Today McCormack said he wasn't trying to suggest anything other than the initial assessment that the employees were anything other than curious Obama fans but was not dimissive of other possibilities.
The violations took place as long ago as January, though senior staffers at the department said they did not learn about them until Thursday.
McCormack maintains that "the system worked," but the problem was that "information didn't flow up and managers didn't know what happened...the next step was not taken."
Obama campaign spokesman Bill Burton issued a statement Thursday evening referring to the Obama revelation, saying, "This is an outrageous breach of security and privacy, even from an administration that has shown little regard for either over the last eight years. Our government's duty is to protect the private information of the American people, not use it for political purposes."
Though they heralded the computer monitoring system installed a few years ago to detect such breaches, senior officials at the State Department were said that they had only learned of the Obama breach from a reporter calling for comment earlier Thursday.
"It should have been passed up the line," said Undersecretary of State for Management Pat Kennedy. "They failed to pass the information up the chain to a sufficiently high level."
Kennedy, who learned of the privacy violations from McCormack, briefed Rice Thursday afternoon.
He also called Obama's Senate office with news of the violations, which took place Jan. 9, Feb. 21 and March 14. No dates were immediately available about when the Clinton and McCain violations occurred.
Kennedy said Rice wanted to make sure that the monitoring system in place to detect such breaches is working properly, and that the matter was investigated thoroughly.
The inspector general will determine why the three employees were accessing the private information of Obama, who lived in Indonesia as a child and traveled to the Middle East, Africa and Eastern Europe as a U.S. senator.
"They were supposed to use their access for the purposes of the tasks they were assigned," Kennedy said. "They violated that trust.
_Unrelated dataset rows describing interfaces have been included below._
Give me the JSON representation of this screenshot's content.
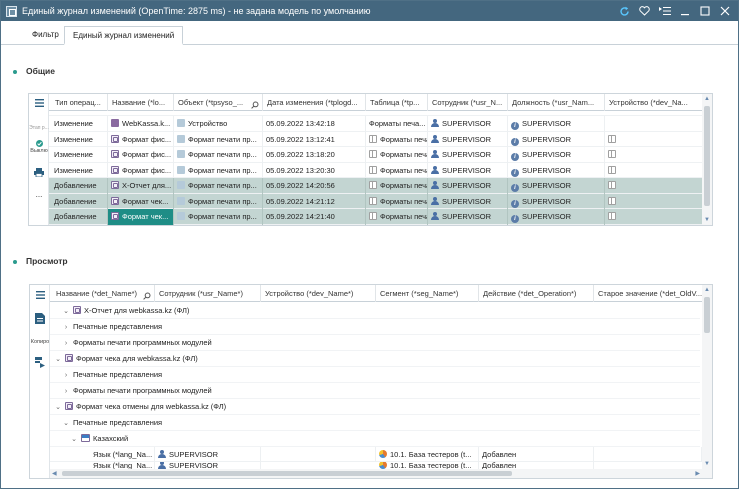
{
  "window": {
    "title": "Единый журнал изменений (OpenTime: 2875 ms) - не задана модель по умолчанию"
  },
  "tabs": [
    {
      "label": "Фильтр"
    },
    {
      "label": "Единый журнал изменений"
    }
  ],
  "sections": {
    "general": "Общие",
    "preview": "Просмотр"
  },
  "general_sidebar": {
    "step_label": "Этап р...",
    "off_label": "Выклю",
    "more_label": "..."
  },
  "general_table": {
    "headers": [
      "Тип операц...",
      "Название (*lo...",
      "Объект (*tpsyso_...",
      "Дата изменения (*tplogd...",
      "Таблица (*tp...",
      "Сотрудник (*usr_N...",
      "Должность (*usr_Nam...",
      "Устройство (*dev_Na..."
    ],
    "rows": [
      {
        "op": "Изменение",
        "name": "WebKassa.k...",
        "object": "Устройство",
        "date": "05.09.2022 13:42:18",
        "table": "Форматы печа...",
        "employee": "SUPERVISOR",
        "position": "SUPERVISOR"
      },
      {
        "op": "Изменение",
        "name": "Формат фис...",
        "object": "Формат печати пр...",
        "date": "05.09.2022 13:12:41",
        "table": "Форматы печа...",
        "employee": "SUPERVISOR",
        "position": "SUPERVISOR"
      },
      {
        "op": "Изменение",
        "name": "Формат фис...",
        "object": "Формат печати пр...",
        "date": "05.09.2022 13:18:20",
        "table": "Форматы печа...",
        "employee": "SUPERVISOR",
        "position": "SUPERVISOR"
      },
      {
        "op": "Изменение",
        "name": "Формат фис...",
        "object": "Формат печати пр...",
        "date": "05.09.2022 13:20:30",
        "table": "Форматы печа...",
        "employee": "SUPERVISOR",
        "position": "SUPERVISOR"
      },
      {
        "op": "Добавление",
        "name": "X-Отчет для...",
        "object": "Формат печати пр...",
        "date": "05.09.2022 14:20:56",
        "table": "Форматы печа...",
        "employee": "SUPERVISOR",
        "position": "SUPERVISOR"
      },
      {
        "op": "Добавление",
        "name": "Формат чек...",
        "object": "Формат печати пр...",
        "date": "05.09.2022 14:21:12",
        "table": "Форматы печа...",
        "employee": "SUPERVISOR",
        "position": "SUPERVISOR"
      },
      {
        "op": "Добавление",
        "name": "Формат чек...",
        "object": "Формат печати пр...",
        "date": "05.09.2022 14:21:40",
        "table": "Форматы печа...",
        "employee": "SUPERVISOR",
        "position": "SUPERVISOR"
      }
    ]
  },
  "preview_sidebar": {
    "copy_label": "Копиро"
  },
  "preview_table": {
    "headers": [
      "Название (*det_Name*)",
      "Сотрудник (*usr_Name*)",
      "Устройство (*dev_Name*)",
      "Сегмент (*seg_Name*)",
      "Действие (*det_Operation*)",
      "Старое значение (*det_OldV..."
    ],
    "tree": [
      {
        "label": "X-Отчет для webkassa.kz (ФЛ)"
      },
      {
        "label": "Печатные представления"
      },
      {
        "label": "Форматы печати программных модулей"
      },
      {
        "label": "Формат чека для webkassa.kz (ФЛ)"
      },
      {
        "label": "Печатные представления"
      },
      {
        "label": "Форматы печати программных модулей"
      },
      {
        "label": "Формат чека отмены для webkassa.kz (ФЛ)"
      },
      {
        "label": "Печатные представления"
      },
      {
        "label": "Казахский"
      }
    ],
    "rows": [
      {
        "name": "Язык (*lang_Na...",
        "employee": "SUPERVISOR",
        "segment": "10.1. База тестеров (t...",
        "action": "Добавлен"
      },
      {
        "name": "Язык (*lang_Na...",
        "employee": "SUPERVISOR",
        "segment": "10.1. База тестеров (t...",
        "action": "Добавлен"
      }
    ]
  }
}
And they were caught by the monitoring system."
McCormack and Kennedy said that the three employees had access to the passport database for their jobs and had inappropriately accessed Obama's information out of nothing more than "inappropriate curiosity."
But they admitted that assessment was based on nothing more than the reassurances of the employees' supervisors at the two outside companies. The officials said they don't know the political affiliations of the individuals.
"When we do background checks, it would be inappropriate to look into the political affiliation of individuals," Kennedy said. "Now that this has arisen, it has become a germane question i.e., the purpose of why they did this."
The incident recalls a similar incident during the 1992 campaign when State Department employees were fired for inappropriately accessing then-Gov. Bill Clinton's passport files to chase down rumors the candidate had renounced his U.S. citizenship during the Vietnam War. A subsequent investigation by an independent counsel found no wrongdoing in that case.
State Department officials didn't say what was in Obama's files, but suggested that typically such data would include passport applications.
Neither McCormack nor Kennedy would reveal any details about the contact employees, but senior State Department officials told ABC News they worked in data entry and had been employed by the company for more than a year.
An initial assessment indicated the individuals were not politically connected and there is nothing in their history of background to suggest they are political operatives, the officials said.
According to one official, such breaches have happened several times before with nonpolitical celebrities. On at least two other occasions during the last eight months, contractors were fired for accessing records of Hollywood celebrities, the official said.
ABC News' national security correspondent Jonathan Karl contributed to this report.